WebMD News Archive
Could you be allergic to your mobile phone?
A new study has found that some popular types of mobile phone contain traces of metals that can cause allergic reactions in some people, including rashes and itching.
BMJ Group News
What do we know already?
Most people now have access to a mobile phone. In the US, 285 million people and counting have a mobile phone, and people are using their phones more than ever and for longer periods. Early mobiles couldn’t do much more than make phone calls, but modern smartphones offer services such as text messaging, gaming, internet, email, cameras, and music playback.
Smartphones all contain some metal parts, and some metals are known to cause allergic reactions in some people.

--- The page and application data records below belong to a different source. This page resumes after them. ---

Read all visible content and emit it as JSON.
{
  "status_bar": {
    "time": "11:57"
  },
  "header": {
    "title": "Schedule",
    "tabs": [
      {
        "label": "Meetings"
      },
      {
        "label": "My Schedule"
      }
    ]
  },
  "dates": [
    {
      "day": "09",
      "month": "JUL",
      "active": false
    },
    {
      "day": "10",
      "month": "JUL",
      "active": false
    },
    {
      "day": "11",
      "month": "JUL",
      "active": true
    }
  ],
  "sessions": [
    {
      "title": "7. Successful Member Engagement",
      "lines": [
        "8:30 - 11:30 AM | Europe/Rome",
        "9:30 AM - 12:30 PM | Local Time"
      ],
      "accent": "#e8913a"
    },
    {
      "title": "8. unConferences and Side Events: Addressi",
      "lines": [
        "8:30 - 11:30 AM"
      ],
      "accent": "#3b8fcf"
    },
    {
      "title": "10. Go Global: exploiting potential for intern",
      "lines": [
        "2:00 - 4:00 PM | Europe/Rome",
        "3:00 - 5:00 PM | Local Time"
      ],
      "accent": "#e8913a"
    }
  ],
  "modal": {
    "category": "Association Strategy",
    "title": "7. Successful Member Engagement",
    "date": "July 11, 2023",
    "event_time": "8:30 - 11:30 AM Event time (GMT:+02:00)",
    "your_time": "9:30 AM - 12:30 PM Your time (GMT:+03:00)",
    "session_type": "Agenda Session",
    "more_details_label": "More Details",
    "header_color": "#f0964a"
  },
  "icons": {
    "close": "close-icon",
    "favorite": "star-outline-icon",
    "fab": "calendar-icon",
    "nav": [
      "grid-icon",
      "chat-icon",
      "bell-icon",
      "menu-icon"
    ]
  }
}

For example, we know that nickel and cobalt can cause reactions including redness, swelling, itching, blistering, and sometimes scarring. Around 17 in 100 women and 3 in 100 men have allergic reactions to nickel, which is sometimes used in jewellery and make-up.

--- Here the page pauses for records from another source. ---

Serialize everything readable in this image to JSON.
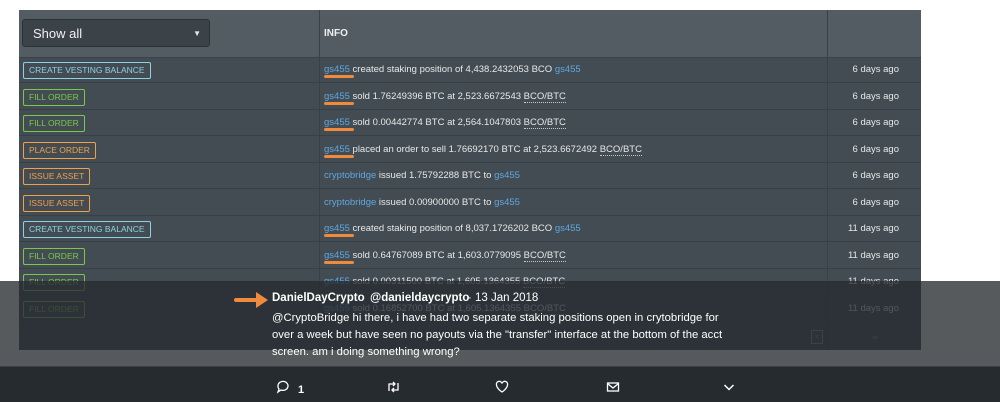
{
  "filter": {
    "value": "Show all"
  },
  "table": {
    "info_header": "INFO",
    "rows": [
      {
        "type": "CREATE VESTING BALANCE",
        "style": "vest",
        "parts": [
          {
            "t": "gs455",
            "k": "acct"
          },
          {
            "t": " created staking position of 4,438.2432053 BCO ",
            "k": "plain"
          },
          {
            "t": "gs455",
            "k": "acct"
          }
        ],
        "time": "6 days ago"
      },
      {
        "type": "FILL ORDER",
        "style": "fill",
        "parts": [
          {
            "t": "gs455",
            "k": "acct"
          },
          {
            "t": " sold 1.76249396 BTC at 2,523.6672543 ",
            "k": "plain"
          },
          {
            "t": "BCO/BTC",
            "k": "underl"
          }
        ],
        "time": "6 days ago"
      },
      {
        "type": "FILL ORDER",
        "style": "fill",
        "parts": [
          {
            "t": "gs455",
            "k": "acct"
          },
          {
            "t": " sold 0.00442774 BTC at 2,564.1047803 ",
            "k": "plain"
          },
          {
            "t": "BCO/BTC",
            "k": "underl"
          }
        ],
        "time": "6 days ago"
      },
      {
        "type": "PLACE ORDER",
        "style": "place",
        "parts": [
          {
            "t": "gs455",
            "k": "acct"
          },
          {
            "t": " placed an order to sell 1.76692170 BTC at 2,523.6672492 ",
            "k": "plain"
          },
          {
            "t": "BCO/BTC",
            "k": "underl"
          }
        ],
        "time": "6 days ago"
      },
      {
        "type": "ISSUE ASSET",
        "style": "issue",
        "parts": [
          {
            "t": "cryptobridge",
            "k": "acct"
          },
          {
            "t": " issued 1.75792288 BTC to ",
            "k": "plain"
          },
          {
            "t": "gs455",
            "k": "acct"
          }
        ],
        "time": "6 days ago"
      },
      {
        "type": "ISSUE ASSET",
        "style": "issue",
        "parts": [
          {
            "t": "cryptobridge",
            "k": "acct"
          },
          {
            "t": " issued 0.00900000 BTC to ",
            "k": "plain"
          },
          {
            "t": "gs455",
            "k": "acct"
          }
        ],
        "time": "6 days ago"
      },
      {
        "type": "CREATE VESTING BALANCE",
        "style": "vest",
        "parts": [
          {
            "t": "gs455",
            "k": "acct"
          },
          {
            "t": " created staking position of 8,037.1726202 BCO ",
            "k": "plain"
          },
          {
            "t": "gs455",
            "k": "acct"
          }
        ],
        "time": "11 days ago"
      },
      {
        "type": "FILL ORDER",
        "style": "fill",
        "parts": [
          {
            "t": "gs455",
            "k": "acct"
          },
          {
            "t": " sold 0.64767089 BTC at 1,603.0779095 ",
            "k": "plain"
          },
          {
            "t": "BCO/BTC",
            "k": "underl"
          }
        ],
        "time": "11 days ago"
      },
      {
        "type": "FILL ORDER",
        "style": "fill",
        "parts": [
          {
            "t": "gs455",
            "k": "acct"
          },
          {
            "t": " sold 0.00311500 BTC at 1,605.1364355 ",
            "k": "plain"
          },
          {
            "t": "BCO/BTC",
            "k": "underl"
          }
        ],
        "time": "11 days ago"
      },
      {
        "type": "FILL ORDER",
        "style": "fill",
        "parts": [
          {
            "t": "gs455",
            "k": "acct"
          },
          {
            "t": " sold 0.16852700 BTC at 1,605.1364355 ",
            "k": "plain"
          },
          {
            "t": "BCO/BTC",
            "k": "underl"
          }
        ],
        "time": "11 days ago"
      }
    ],
    "highlighted_rows": [
      0,
      1,
      2,
      3,
      6,
      7
    ]
  },
  "tweet": {
    "name": "DanielDayCrypto",
    "handle": "@danieldaycrypto",
    "date": "· 13 Jan 2018",
    "body": "@CryptoBridge hi there, i have had two separate staking positions open in crytobridge for over a week but have seen no payouts via the \"transfer\" interface at the bottom of the acct screen. am i doing something wrong?",
    "reply_count": "1"
  },
  "colors": {
    "accent_orange": "#f08a3c",
    "account_link": "#5fa7e2",
    "vest_badge": "#8fd0e2",
    "fill_badge": "#79c84a",
    "place_badge": "#f1a04a"
  },
  "icons": [
    "chevron-down-icon",
    "excel-icon",
    "expand-icon",
    "reply-icon",
    "retweet-icon",
    "like-icon",
    "message-icon",
    "more-icon"
  ]
}
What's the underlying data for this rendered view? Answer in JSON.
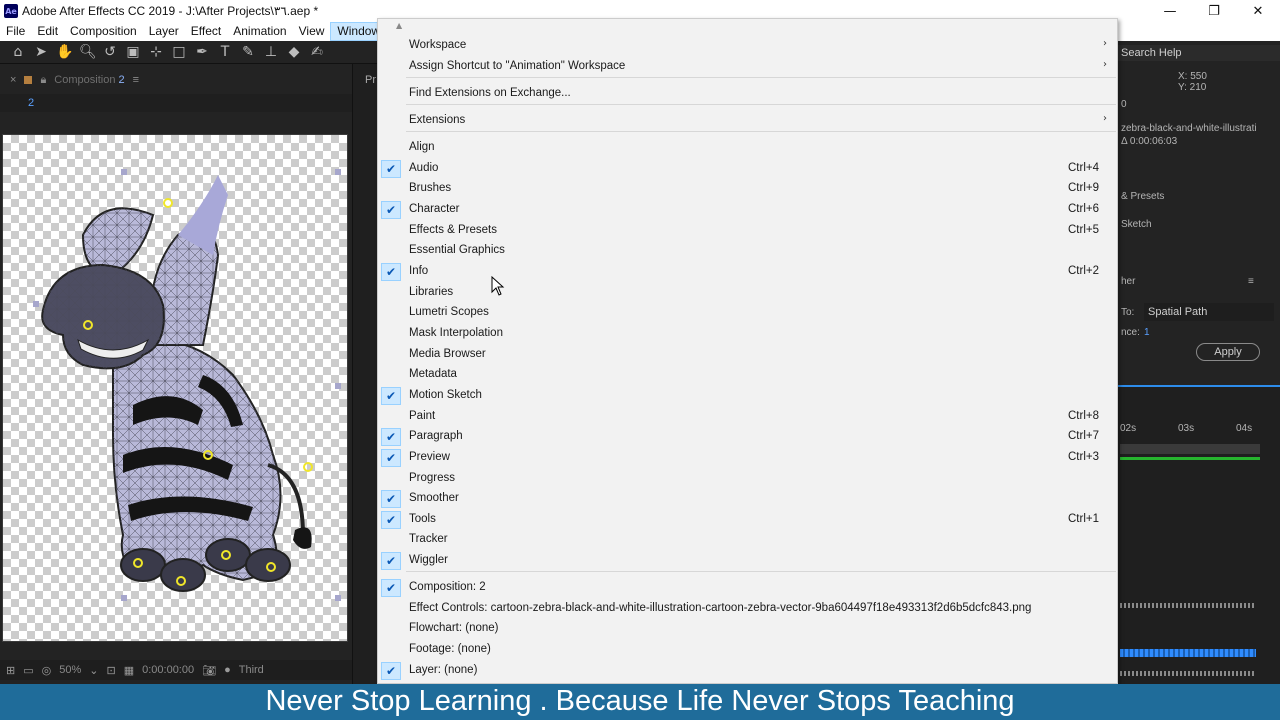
{
  "window": {
    "app_icon": "Ae",
    "title": "Adobe After Effects CC 2019 - J:\\After Projects\\٣٦.aep *",
    "minimize": "—",
    "restore": "❐",
    "close": "✕"
  },
  "menubar": {
    "items": [
      "File",
      "Edit",
      "Composition",
      "Layer",
      "Effect",
      "Animation",
      "View",
      "Window"
    ],
    "active": "Window"
  },
  "toolbar": {
    "icons": [
      "home-icon",
      "selection-tool-icon",
      "hand-tool-icon",
      "zoom-tool-icon",
      "rotate-tool-icon",
      "camera-tool-icon",
      "pan-behind-tool-icon",
      "rectangle-tool-icon",
      "pen-tool-icon",
      "type-tool-icon",
      "brush-tool-icon",
      "clone-stamp-tool-icon",
      "eraser-tool-icon",
      "roto-brush-tool-icon"
    ]
  },
  "composition_panel": {
    "tab_label_prefix": "Composition ",
    "tab_label_number": "2",
    "sub_tab": "2",
    "footer": {
      "zoom": "50%",
      "timecode": "0:00:00:00",
      "view": "Third"
    }
  },
  "middle_strip": {
    "label": "Pr"
  },
  "right_panel": {
    "search_help": "Search Help",
    "info_xy": "X: 550\nY: 210",
    "info_value": "0",
    "project_item": "zebra-black-and-white-illustrati",
    "duration": "Δ 0:00:06:03",
    "effects_presets": "& Presets",
    "motion_sketch": "Sketch",
    "smoother": "her",
    "apply_to_label": "To:",
    "apply_to_value": "Spatial Path",
    "tolerance_label": "nce:",
    "tolerance_value": "1",
    "apply_button": "Apply",
    "ruler_ticks": [
      "02s",
      "03s",
      "04s"
    ]
  },
  "window_menu": {
    "items": [
      {
        "label": "Workspace",
        "checked": false,
        "shortcut": "",
        "submenu": true
      },
      {
        "label": "Assign Shortcut to \"Animation\" Workspace",
        "checked": false,
        "shortcut": "",
        "submenu": true
      },
      {
        "label": "Find Extensions on Exchange...",
        "checked": false,
        "shortcut": "",
        "submenu": false
      },
      {
        "label": "Extensions",
        "checked": false,
        "shortcut": "",
        "submenu": true
      },
      {
        "label": "Align",
        "checked": false,
        "shortcut": "",
        "submenu": false
      },
      {
        "label": "Audio",
        "checked": true,
        "shortcut": "Ctrl+4",
        "submenu": false
      },
      {
        "label": "Brushes",
        "checked": false,
        "shortcut": "Ctrl+9",
        "submenu": false
      },
      {
        "label": "Character",
        "checked": true,
        "shortcut": "Ctrl+6",
        "submenu": false
      },
      {
        "label": "Effects & Presets",
        "checked": false,
        "shortcut": "Ctrl+5",
        "submenu": false
      },
      {
        "label": "Essential Graphics",
        "checked": false,
        "shortcut": "",
        "submenu": false
      },
      {
        "label": "Info",
        "checked": true,
        "shortcut": "Ctrl+2",
        "submenu": false
      },
      {
        "label": "Libraries",
        "checked": false,
        "shortcut": "",
        "submenu": false
      },
      {
        "label": "Lumetri Scopes",
        "checked": false,
        "shortcut": "",
        "submenu": false
      },
      {
        "label": "Mask Interpolation",
        "checked": false,
        "shortcut": "",
        "submenu": false
      },
      {
        "label": "Media Browser",
        "checked": false,
        "shortcut": "",
        "submenu": false
      },
      {
        "label": "Metadata",
        "checked": false,
        "shortcut": "",
        "submenu": false
      },
      {
        "label": "Motion Sketch",
        "checked": true,
        "shortcut": "",
        "submenu": false
      },
      {
        "label": "Paint",
        "checked": false,
        "shortcut": "Ctrl+8",
        "submenu": false
      },
      {
        "label": "Paragraph",
        "checked": true,
        "shortcut": "Ctrl+7",
        "submenu": false
      },
      {
        "label": "Preview",
        "checked": true,
        "shortcut": "Ctrl+3",
        "submenu": false
      },
      {
        "label": "Progress",
        "checked": false,
        "shortcut": "",
        "submenu": false
      },
      {
        "label": "Smoother",
        "checked": true,
        "shortcut": "",
        "submenu": false
      },
      {
        "label": "Tools",
        "checked": true,
        "shortcut": "Ctrl+1",
        "submenu": false
      },
      {
        "label": "Tracker",
        "checked": false,
        "shortcut": "",
        "submenu": false
      },
      {
        "label": "Wiggler",
        "checked": true,
        "shortcut": "",
        "submenu": false
      },
      {
        "label": "Composition: 2",
        "checked": true,
        "shortcut": "",
        "submenu": false
      },
      {
        "label": "Effect Controls: cartoon-zebra-black-and-white-illustration-cartoon-zebra-vector-9ba604497f18e493313f2d6b5dcfc843.png",
        "checked": false,
        "shortcut": "",
        "submenu": false
      },
      {
        "label": "Flowchart: (none)",
        "checked": false,
        "shortcut": "",
        "submenu": false
      },
      {
        "label": "Footage: (none)",
        "checked": false,
        "shortcut": "",
        "submenu": false
      },
      {
        "label": "Layer: (none)",
        "checked": true,
        "shortcut": "",
        "submenu": false
      }
    ]
  },
  "caption": "Never Stop Learning . Because Life Never Stops Teaching",
  "colors": {
    "accent_blue": "#2d8ceb",
    "check_bg": "#cce8ff",
    "caption_bg": "#1f6c9a",
    "pin_yellow": "#f0e62a"
  }
}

Researchers in the US looked at 72 phones belonging to hospital patients, including 25 iPhones, 17 Blackberrys, nine Motorola Droids, and 21 flip phones made by Sony, LG, Motorola, and Samsung, to see if they contained nickel or cobalt. They tested the buttons, keypads, speakers, cameras, and metal panels.
What does the new study say?

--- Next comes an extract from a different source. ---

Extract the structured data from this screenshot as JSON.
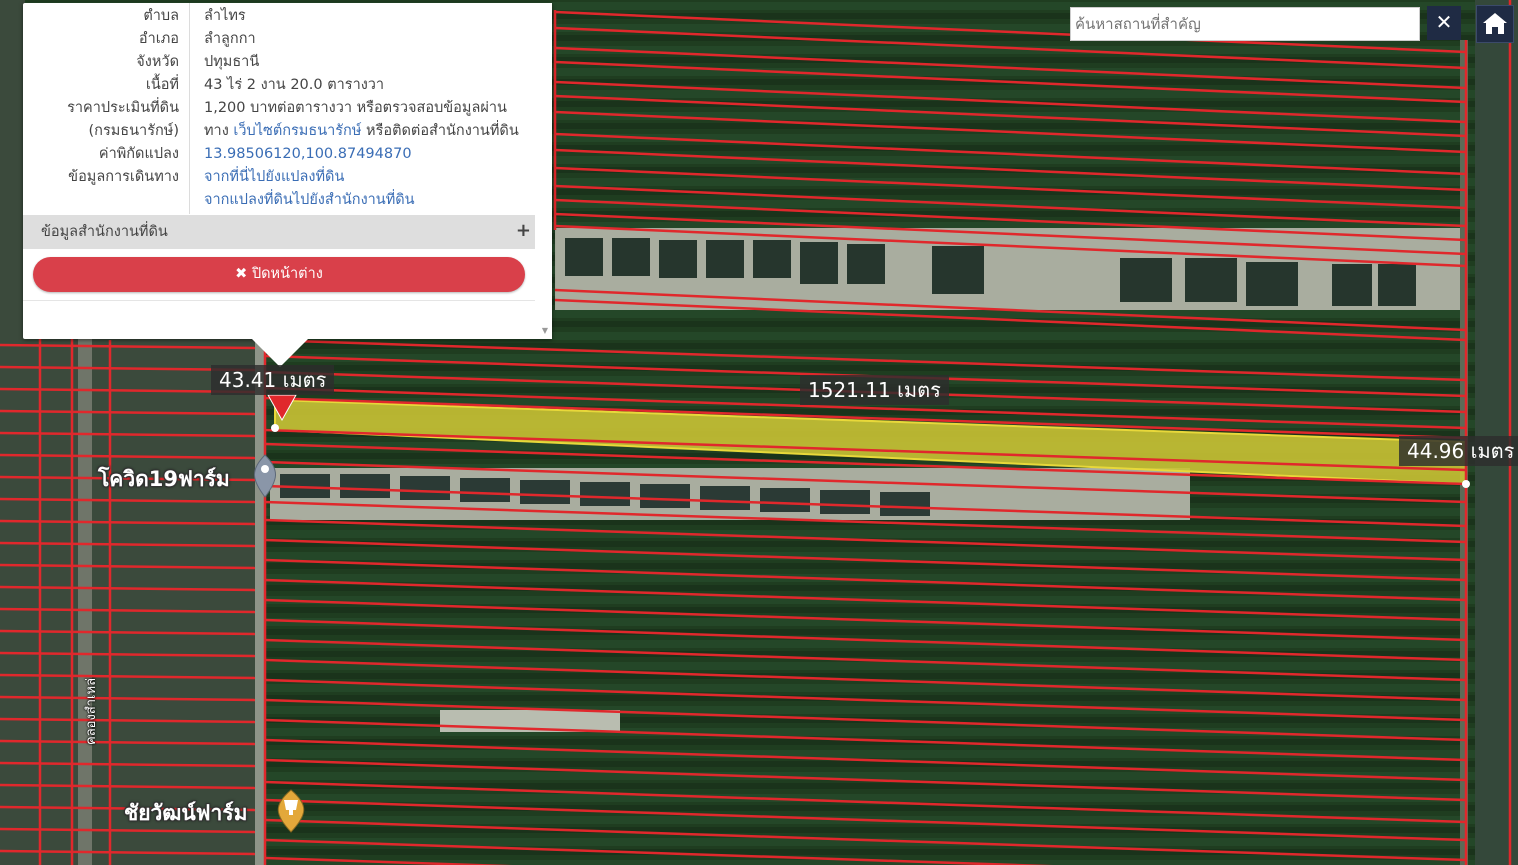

The researchers found that, of the 72 phones they tested:
- 29 percent of Blackberrys contained nickel
- 91 percent of flip phones contained nickel
- 52 percent of flip phones contained cobalt
- No Blackberrys contained cobalt
- No iPhones or Motorola Droids contained either metal.
The researchers concluded that iPhones and Droids were less likely to contain metals that may cause allergic reactions in users.
How reliable is the research?
A study this small can’t give us any clear answers about how many phones contain the metals nickel or cobalt, and especially about the differences between models. Only looking at a few of each model can’t really tell us anything about the millions of phones that weren’t tested. But this study does tell us that some phones do contain metals that might cause problems for some people. This study can’t prove that the metals in the mobile phones the researchers looked at can cause allergies or skin reactions.
This research was presented at a conference, and hasn’t been published in a recognised medical journal. This means we can’t be sure how reliable it is.
What does this mean for me?
If you don’t have any of the allergy symptoms, such as rashes or itching where your phone touches your face, you don’t need to worry about whether your phone contains these metals. However, if you have symptoms, or if you know you are allergic to any metals, you may want to think about using your phone less. You could also think about using devices that can stop you coming into so much direct contact with your phone, such as plastic cases, wireless ear pieces, and clear film screens.